• [Task instructions] Reproduce the records. Keep every word exact and include no images.

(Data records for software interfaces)
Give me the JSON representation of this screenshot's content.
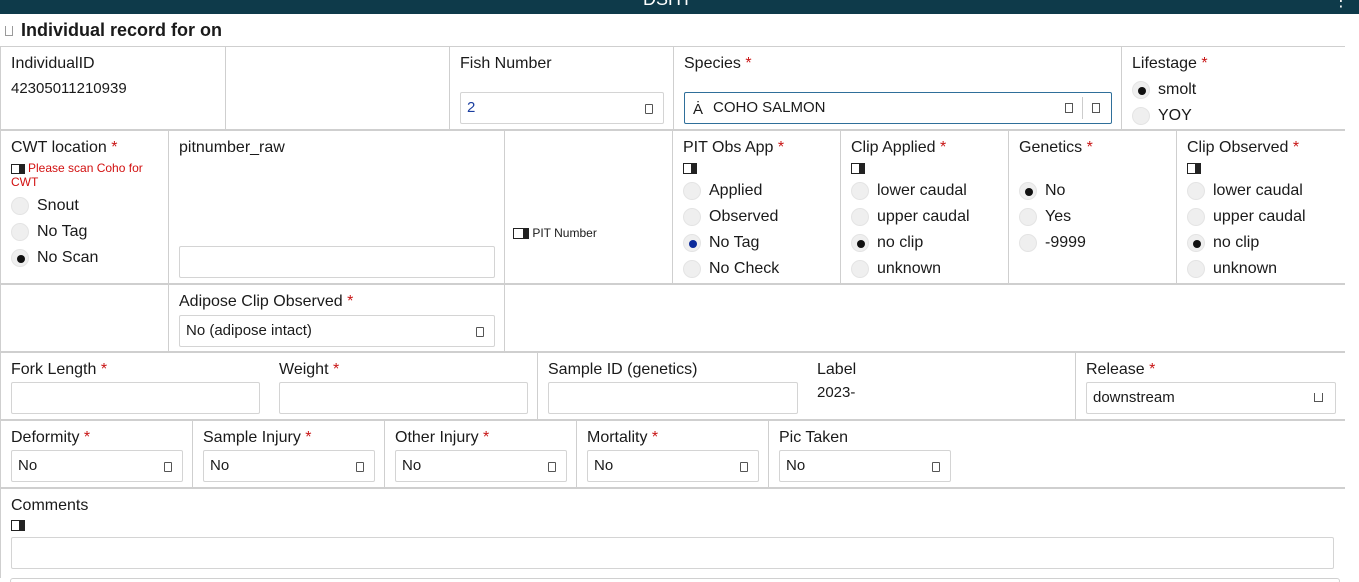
{
  "window": {
    "title": "DSHT",
    "menu_glyph": "⋮"
  },
  "section": {
    "title": "Individual record for on"
  },
  "row1": {
    "individual_id_label": "IndividualID",
    "individual_id_value": "42305011210939",
    "fish_number_label": "Fish Number",
    "fish_number_value": "2",
    "species_label": "Species",
    "species_value": "COHO SALMON",
    "lifestage_label": "Lifestage",
    "lifestage_options": [
      "smolt",
      "YOY"
    ],
    "lifestage_selected": "smolt"
  },
  "row2": {
    "cwt_label": "CWT location",
    "cwt_warning": "Please scan Coho for CWT",
    "cwt_options": [
      "Snout",
      "No Tag",
      "No Scan"
    ],
    "cwt_selected": "No Scan",
    "pitnumber_raw_label": "pitnumber_raw",
    "pitnumber_raw_value": "",
    "pit_number_button": "PIT Number",
    "pit_obs_label": "PIT Obs App",
    "pit_obs_options": [
      "Applied",
      "Observed",
      "No Tag",
      "No Check"
    ],
    "pit_obs_selected": "No Tag",
    "clip_applied_label": "Clip Applied",
    "clip_applied_options": [
      "lower caudal",
      "upper caudal",
      "no clip",
      "unknown"
    ],
    "clip_applied_selected": "no clip",
    "genetics_label": "Genetics",
    "genetics_options": [
      "No",
      "Yes",
      "-9999"
    ],
    "genetics_selected": "No",
    "clip_observed_label": "Clip Observed",
    "clip_observed_options": [
      "lower caudal",
      "upper caudal",
      "no clip",
      "unknown"
    ],
    "clip_observed_selected": "no clip"
  },
  "row3": {
    "adipose_label": "Adipose Clip Observed",
    "adipose_value": "No (adipose intact)"
  },
  "row4": {
    "fork_length_label": "Fork Length",
    "fork_length_value": "",
    "weight_label": "Weight",
    "weight_value": "",
    "sample_id_label": "Sample ID (genetics)",
    "sample_id_value": "",
    "label_label": "Label",
    "label_value": "2023-",
    "release_label": "Release",
    "release_value": "downstream"
  },
  "row5": {
    "deformity_label": "Deformity",
    "deformity_value": "No",
    "sample_injury_label": "Sample Injury",
    "sample_injury_value": "No",
    "other_injury_label": "Other Injury",
    "other_injury_value": "No",
    "mortality_label": "Mortality",
    "mortality_value": "No",
    "pic_taken_label": "Pic Taken",
    "pic_taken_value": "No"
  },
  "row6": {
    "comments_label": "Comments",
    "comments_value": ""
  },
  "required_marker": "*",
  "colors": {
    "header_bg": "#0e3a4a",
    "required": "#c81414",
    "warning": "#d21010",
    "focus_border": "#2f6f9a"
  }
}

• [Solution to the problem]
Give me the JSON representation of this screenshot's content.
{
  "window": {
    "title": "DSHT",
    "menu_glyph": "⋮"
  },
  "section": {
    "title": "Individual record for on"
  },
  "row1": {
    "individual_id_label": "IndividualID",
    "individual_id_value": "42305011210939",
    "fish_number_label": "Fish Number",
    "fish_number_value": "2",
    "species_label": "Species",
    "species_value": "COHO SALMON",
    "lifestage_label": "Lifestage",
    "lifestage_options": [
      "smolt",
      "YOY"
    ],
    "lifestage_selected": "smolt"
  },
  "row2": {
    "cwt_label": "CWT location",
    "cwt_warning": "Please scan Coho for CWT",
    "cwt_options": [
      "Snout",
      "No Tag",
      "No Scan"
    ],
    "cwt_selected": "No Scan",
    "pitnumber_raw_label": "pitnumber_raw",
    "pitnumber_raw_value": "",
    "pit_number_button": "PIT Number",
    "pit_obs_label": "PIT Obs App",
    "pit_obs_options": [
      "Applied",
      "Observed",
      "No Tag",
      "No Check"
    ],
    "pit_obs_selected": "No Tag",
    "clip_applied_label": "Clip Applied",
    "clip_applied_options": [
      "lower caudal",
      "upper caudal",
      "no clip",
      "unknown"
    ],
    "clip_applied_selected": "no clip",
    "genetics_label": "Genetics",
    "genetics_options": [
      "No",
      "Yes",
      "-9999"
    ],
    "genetics_selected": "No",
    "clip_observed_label": "Clip Observed",
    "clip_observed_options": [
      "lower caudal",
      "upper caudal",
      "no clip",
      "unknown"
    ],
    "clip_observed_selected": "no clip"
  },
  "row3": {
    "adipose_label": "Adipose Clip Observed",
    "adipose_value": "No (adipose intact)"
  },
  "row4": {
    "fork_length_label": "Fork Length",
    "fork_length_value": "",
    "weight_label": "Weight",
    "weight_value": "",
    "sample_id_label": "Sample ID (genetics)",
    "sample_id_value": "",
    "label_label": "Label",
    "label_value": "2023-",
    "release_label": "Release",
    "release_value": "downstream"
  },
  "row5": {
    "deformity_label": "Deformity",
    "deformity_value": "No",
    "sample_injury_label": "Sample Injury",
    "sample_injury_value": "No",
    "other_injury_label": "Other Injury",
    "other_injury_value": "No",
    "mortality_label": "Mortality",
    "mortality_value": "No",
    "pic_taken_label": "Pic Taken",
    "pic_taken_value": "No"
  },
  "row6": {
    "comments_label": "Comments",
    "comments_value": ""
  },
  "required_marker": "*",
  "colors": {
    "header_bg": "#0e3a4a",
    "required": "#c81414",
    "warning": "#d21010",
    "focus_border": "#2f6f9a"
  }
}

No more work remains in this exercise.